Those last two sentences, to me, are the table stakes for the success of a new product category. If a product is not clearly, obviously better at some key tasks, then it has no reason to exist4. And that’s the sense I get from most of the existing wearables on the market today. These products5 don’t really consider or use the omnipresence of the form factor to do things better than a smartphone. As a result you have the general public voting “no” with their wallets and approaching the entire product category with a lot of skepticism. In other words, they’ve become a product category which no one thinks they want or need.
Call it wishful thinking, but I don’t think that will be the case much longer.
By which I mean an iPod, with a click wheel, that could make phone calls. ↩
Apple’s innovation on the hardware front (batteries, radios, sensors, input devices, etc.) has always seemed undervalued to me. The multi-touch UI on the iPhone is as much a triumph of hardware as it is software, and that took years of development to get right. ↩
So why all the emphasis on health tracking? I’d argue it’s the most obvious use case where a wearable beats a smartphone hands down, no questions asked. ↩
I could go on and say “Now, some people have thought that’s a smart watch. The problem is smartwatches aren’t better at anything. They’re slow, they have tiny displays, and they have clunky smartphone software and user interfaces, so they’re not better than a smartphone at anything, they’re just smaller. They’re just smaller, less capable smartphones.” ↩
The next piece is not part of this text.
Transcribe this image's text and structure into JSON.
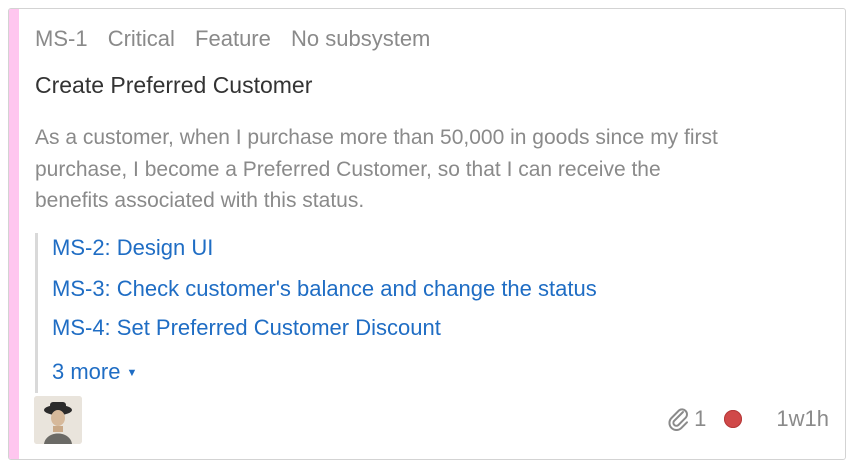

For the record, I think fitness bands do deliver on this front. A FitBit/Jawbone is a better fitness tracker than an iPhone 5s because its always with you, while an iPhone isn’t. ↩